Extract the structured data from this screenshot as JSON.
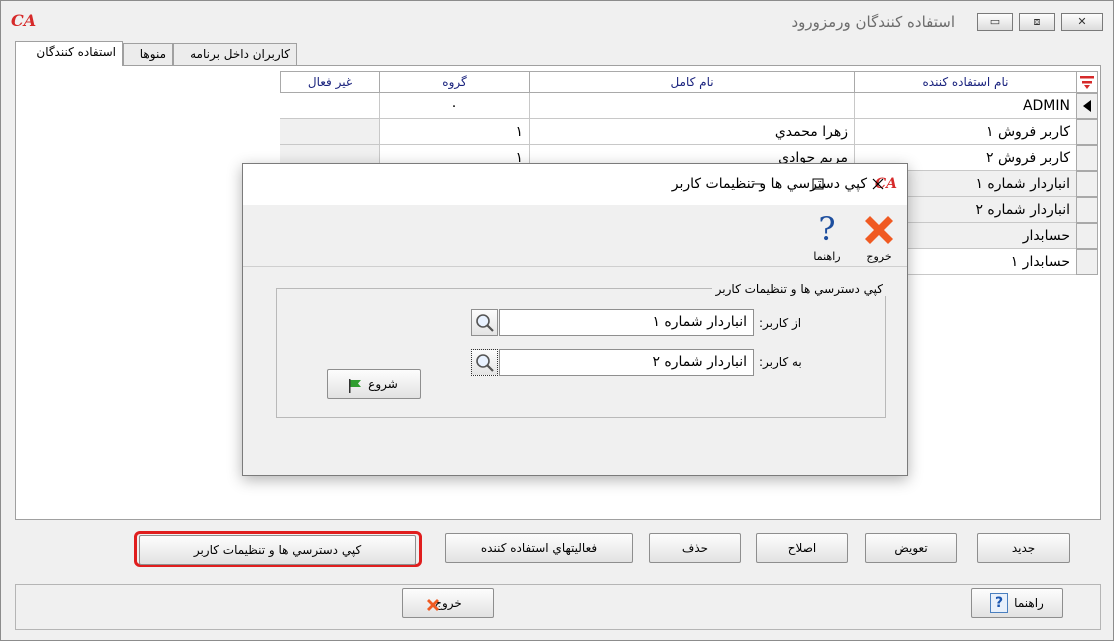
{
  "window": {
    "title": "استفاده كنندگان ورمزورود",
    "logo": "CA",
    "controls": {
      "minimize": "▭",
      "restore": "⧈",
      "close": "✕"
    }
  },
  "tabs": [
    {
      "label": "استفاده كنندگان",
      "active": true
    },
    {
      "label": "منوها",
      "active": false
    },
    {
      "label": "كاربران داخل برنامه",
      "active": false
    }
  ],
  "grid": {
    "columns": [
      "نام استفاده كننده",
      "نام كامل",
      "گروه",
      "غير فعال"
    ],
    "rows": [
      {
        "username": "ADMIN",
        "fullname": "",
        "group": "۰",
        "inactive": ""
      },
      {
        "username": "كاربر فروش ۱",
        "fullname": "زهرا محمدي",
        "group": "۱",
        "inactive": ""
      },
      {
        "username": "كاربر فروش ۲",
        "fullname": "مريم جوادي",
        "group": "۱",
        "inactive": ""
      },
      {
        "username": "انباردار شماره ۱",
        "fullname": "",
        "group": "",
        "inactive": ""
      },
      {
        "username": "انباردار شماره ۲",
        "fullname": "",
        "group": "",
        "inactive": ""
      },
      {
        "username": "حسابدار",
        "fullname": "",
        "group": "",
        "inactive": ""
      },
      {
        "username": "حسابدار ۱",
        "fullname": "",
        "group": "",
        "inactive": ""
      }
    ]
  },
  "actions": {
    "new": "جديد",
    "replace": "تعويض",
    "edit": "اصلاح",
    "delete": "حذف",
    "activities": "فعاليتهاي استفاده كننده",
    "copy_access": "كپي دسترسي ها و تنظيمات كاربر"
  },
  "footer": {
    "help": "راهنما",
    "exit": "خروج"
  },
  "dialog": {
    "title": "كپي دسترسي ها و تنظيمات كاربر",
    "logo": "CA",
    "toolbar": {
      "exit": "خروج",
      "help": "راهنما"
    },
    "group_title": "كپي دسترسي ها و تنظيمات كاربر",
    "from_label": "از كاربر:",
    "from_value": "انباردار شماره ۱",
    "to_label": "به كاربر:",
    "to_value": "انباردار شماره ۲",
    "start": "شروع"
  },
  "colors": {
    "accent_red": "#d62a2a",
    "highlight_outline": "#e01e1e",
    "header_text": "#1a237e",
    "flag_green": "#2e9d2e"
  },
  "icons": [
    "app-logo-icon",
    "filter-icon",
    "row-pointer-icon",
    "search-icon",
    "help-icon",
    "exit-icon",
    "flag-icon"
  ]
}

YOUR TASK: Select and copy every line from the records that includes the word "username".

SOLUTION TO THIS TASK:
        "username": "ADMIN",
        "username": "كاربر فروش ۱",
        "username": "كاربر فروش ۲",
        "username": "انباردار شماره ۱",
        "username": "انباردار شماره ۲",
        "username": "حسابدار",
        "username": "حسابدار ۱",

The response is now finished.